9.Mid grey magic. Another important aspect that is related to having a complete tonal range and the right amount of contrasts on the right places, is to have enough mid-gray tones in your photo to make it visually pleasing and to not be overpowered by contrasts. There are many theories why mid-gray tones play an important role in a good black and white photograph, but personally I think you need some neutral ground where the eye can ‘relax’ inside of the frame, instead of looking for a refuge outside of the frame. And I think the silvery mid-gray tones add a lot to the richness of a good black and white photograph. If you would look at the great black and white photographs then just look how many of them have those silvery mid-gray tones to compensate for the drama and contrasts in a black and white photo.

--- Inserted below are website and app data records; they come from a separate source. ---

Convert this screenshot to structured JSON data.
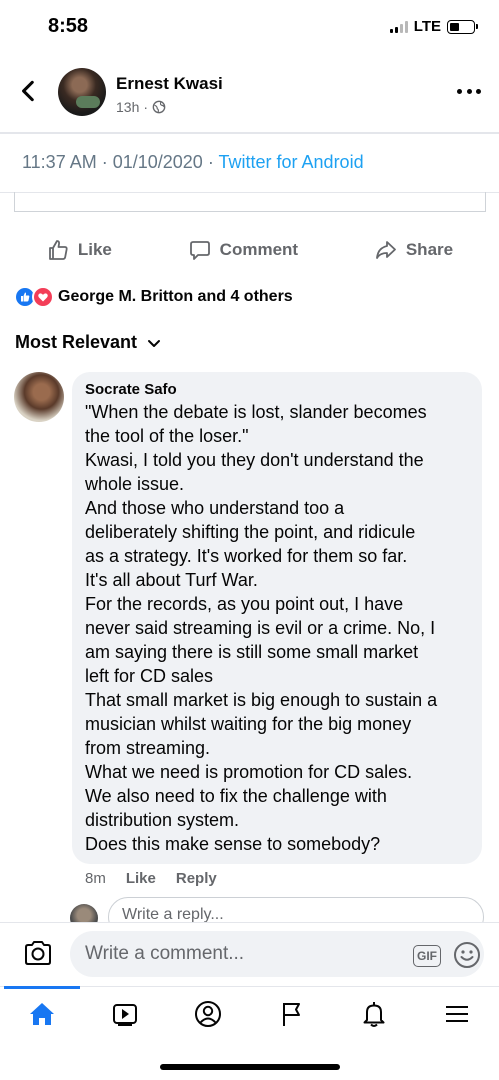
{
  "status_bar": {
    "time": "8:58",
    "network": "LTE"
  },
  "header": {
    "author": "Ernest Kwasi",
    "post_age": "13h",
    "separator": "·"
  },
  "tweet": {
    "time": "11:37 AM",
    "date": "01/10/2020",
    "sep": "·",
    "source": "Twitter for Android"
  },
  "actions": {
    "like": "Like",
    "comment": "Comment",
    "share": "Share"
  },
  "reactions": {
    "summary": "George M. Britton and 4 others"
  },
  "sort": {
    "label": "Most Relevant"
  },
  "comment": {
    "author": "Socrate Safo",
    "lines": [
      "\"When the debate is lost, slander becomes",
      "the tool of the loser.\"",
      "Kwasi, I told you they don't understand the",
      "whole issue.",
      "And those who understand too a",
      "deliberately shifting the point, and ridicule",
      "as a strategy. It's worked for them so far.",
      "It's all about Turf War.",
      "For the records, as you point out, I have",
      "never said streaming is evil  or a crime. No, I",
      "am saying there is still some small market",
      "left for CD sales",
      "That small market is big enough to sustain a",
      "musician whilst waiting for the big money",
      "from streaming.",
      "What we need is promotion for CD sales.",
      "We also need to fix the challenge with",
      "distribution system.",
      "Does this make sense to somebody?"
    ],
    "time": "8m",
    "like": "Like",
    "reply": "Reply"
  },
  "reply_field": {
    "placeholder": "Write a reply..."
  },
  "composer": {
    "placeholder": "Write a comment...",
    "gif": "GIF"
  },
  "colors": {
    "brand_blue": "#1877f2",
    "love_red": "#f33e58",
    "twitter_blue": "#1da1f2",
    "secondary_text": "#65676b",
    "bubble_bg": "#f0f2f5"
  },
  "icons": {
    "back": "chevron-left-icon",
    "more": "more-horizontal-icon",
    "privacy": "globe-icon",
    "like": "thumbs-up-icon",
    "comment": "speech-bubble-icon",
    "share": "share-arrow-icon",
    "sort": "chevron-down-icon",
    "camera": "camera-icon",
    "emoji": "smiley-icon",
    "nav": [
      "home-icon",
      "video-icon",
      "profile-icon",
      "pages-flag-icon",
      "notifications-bell-icon",
      "menu-icon"
    ]
  },
  "nav": {
    "active": "home"
  }
}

I consider anything between tonal zones 4 and 8 the mid-gray area and I would recommend adding them to your portfolio of black and white photographs, in such a way it doesn’t take away from the effect you wanted to achieve.
10.Personal signature style and tonality. A great black and white photographer always knows to leave something of his personality, his unique signature style, in his photograph. A signature style can consist of a specific subject matter, style of composition and style of black and white photography treatment and approach, a story telling theme or a specific mood that has been created and is easily recognizable. Very often it’s a combination of these individual elements, but always try to make a difference with as many of these elements as possible to create a highly individual style. One of the elements where you can separate yourself is by trying to create a “signature tonality”. Personally, when I create a low-key black and white photograph or something between low-key and high-key in, let’s say mid-key, then there are some tones I like the most: it’s the richness and darkness, yet with a glimpse of light on it from the tonal zones 2 and 3 mixed together. These tonal zones have such a richness in tones that can make an image stand out. I’m not sure why that is, and of course it’s highly subjective, but my guess is that one of the rule of grays state that pure black from tonal zone 0 shouldn’t be used because it is complete absence of light. While tonal zone 1 should primarily be used to create the blackness in an image with just a few touches of tonal zone 0. The first tonal zone after 1 that isn’t used to create the blackness in an image is tonal zone 2: it has the darkness of 1 with a promise of light. Same goes for tonal zone 3 to a similar extent. It’s the dawn of grays, the dawn of what will finally be revealed in your black and white image. That’s why I probably like it so much and you will see these tonal values a lot in my images and they form a substantial part of my signature style.